The Wall Street Journal gets it wrong

The Wall Street Journal ran a silly opinion column by long-time anti-environmental gadfly Bjorn Lomborg last month saying that electric cars are worse for the environment than conventional internal combustion powered vehicles.

Luckily, we have watchdogs like Jim Motavalli who wrote a blistering rebuttal published on

Motavalli cites extensive research by the Argonne National Laboratory, studies in the Journal of Industrial Ecology and other sources to rebut the WSJ article. Among other misleading statements, Lomborg estimated the carbon footprint for electric vehicles with a life expectancy of 50,000 miles.

But both the Chevrolet Volt and Nissan Leaf come with 100,000-mile powertrain warranties, so they're not likely headed for the junkyard after 50,000 miles.

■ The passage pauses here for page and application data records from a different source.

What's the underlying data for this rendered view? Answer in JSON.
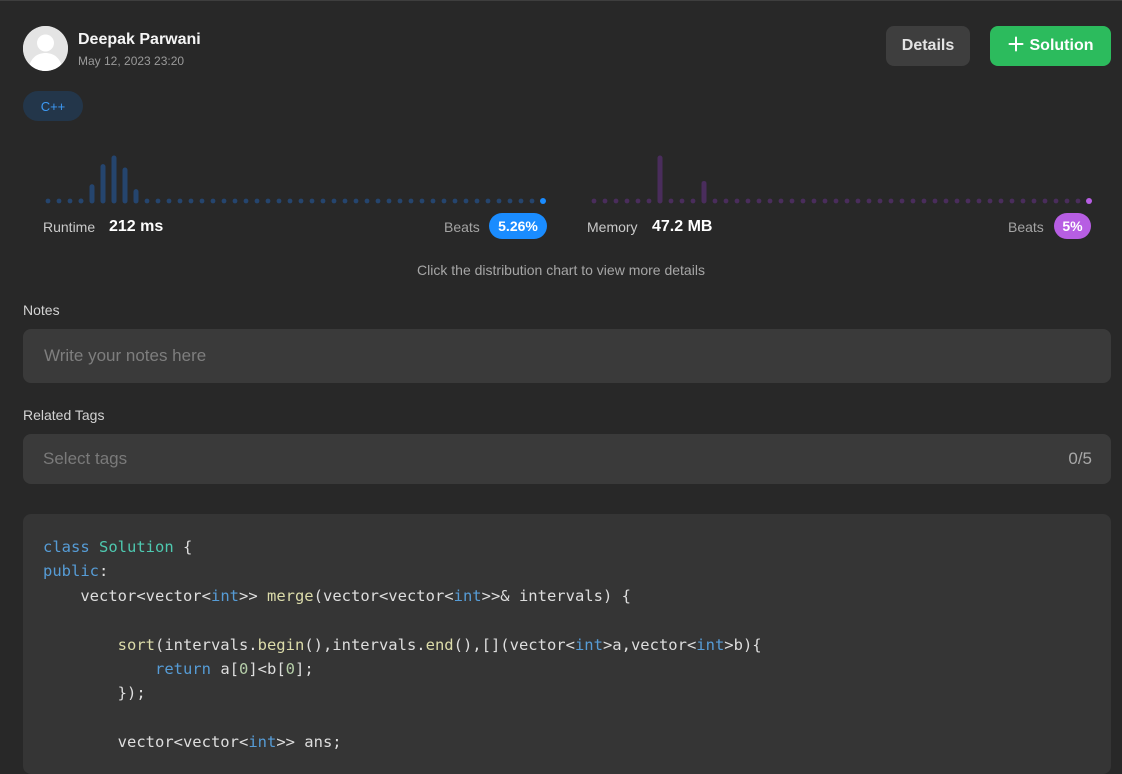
{
  "header": {
    "user_name": "Deepak Parwani",
    "timestamp": "May 12, 2023 23:20",
    "avatar_icon": "user-avatar-icon",
    "details_label": "Details",
    "solution_label": "Solution",
    "solution_icon": "plus-icon"
  },
  "language_tag": "C++",
  "runtime": {
    "label": "Runtime",
    "value": "212 ms",
    "beats_label": "Beats",
    "beats_value": "5.26%",
    "accent": "#1a8cff",
    "bar_color": "#25456e",
    "distribution": [
      0,
      0,
      0,
      0.1,
      0.4,
      0.82,
      1,
      0.75,
      0.3,
      0,
      0,
      0,
      0,
      0,
      0,
      0,
      0,
      0,
      0,
      0,
      0,
      0,
      0,
      0,
      0,
      0,
      0,
      0,
      0,
      0,
      0,
      0,
      0,
      0,
      0,
      0,
      0,
      0,
      0,
      0,
      0,
      0,
      0,
      0,
      0,
      0
    ],
    "highlight_index": 45
  },
  "memory": {
    "label": "Memory",
    "value": "47.2 MB",
    "beats_label": "Beats",
    "beats_value": "5%",
    "accent": "#b75ee3",
    "bar_color": "#4a2d5c",
    "distribution": [
      0,
      0,
      0,
      0,
      0,
      0,
      1,
      0,
      0,
      0,
      0.47,
      0,
      0,
      0,
      0,
      0,
      0,
      0,
      0,
      0,
      0,
      0,
      0,
      0,
      0,
      0,
      0,
      0,
      0,
      0,
      0,
      0,
      0,
      0,
      0,
      0,
      0,
      0,
      0,
      0,
      0,
      0,
      0,
      0,
      0,
      0
    ],
    "highlight_index": 45
  },
  "hint": "Click the distribution chart to view more details",
  "notes": {
    "label": "Notes",
    "placeholder": "Write your notes here"
  },
  "tags": {
    "label": "Related Tags",
    "placeholder": "Select tags",
    "count": "0/5"
  },
  "code_lines": [
    [
      [
        "kw",
        "class"
      ],
      [
        "",
        "",
        " "
      ],
      [
        "ty",
        "Solution"
      ],
      [
        "",
        " {"
      ]
    ],
    [
      [
        "kw",
        "public"
      ],
      [
        "",
        ":"
      ]
    ],
    [
      [
        "",
        "    vector<vector<"
      ],
      [
        "kw",
        "int"
      ],
      [
        "",
        ">> "
      ],
      [
        "fn",
        "merge"
      ],
      [
        "",
        "(vector<vector<"
      ],
      [
        "kw",
        "int"
      ],
      [
        "",
        ">>& intervals) {"
      ]
    ],
    [
      [
        "",
        ""
      ]
    ],
    [
      [
        "",
        "        "
      ],
      [
        "fn",
        "sort"
      ],
      [
        "",
        "(intervals."
      ],
      [
        "fn",
        "begin"
      ],
      [
        "",
        "(),intervals."
      ],
      [
        "fn",
        "end"
      ],
      [
        "",
        "(),[](vector<"
      ],
      [
        "kw",
        "int"
      ],
      [
        "",
        ">a,vector<"
      ],
      [
        "kw",
        "int"
      ],
      [
        "",
        ">b){"
      ]
    ],
    [
      [
        "",
        "            "
      ],
      [
        "kw",
        "return"
      ],
      [
        "",
        " a["
      ],
      [
        "nm",
        "0"
      ],
      [
        "",
        "]<b["
      ],
      [
        "nm",
        "0"
      ],
      [
        "",
        "];"
      ]
    ],
    [
      [
        "",
        "        });"
      ]
    ],
    [
      [
        "",
        ""
      ]
    ],
    [
      [
        "",
        "        vector<vector<"
      ],
      [
        "kw",
        "int"
      ],
      [
        "",
        ">> ans;"
      ]
    ]
  ]
}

On the bright side, the Journal story recognizes something we’ve known for a long time, that cleaning up our electricity grid will make EVs even better for the environment: “the combination of EVs with clean energy sources would potentially allow for drastic reductions of many transportation environmental impacts, especially in terms of climate change, air quality, and preservation of fossil fuels.”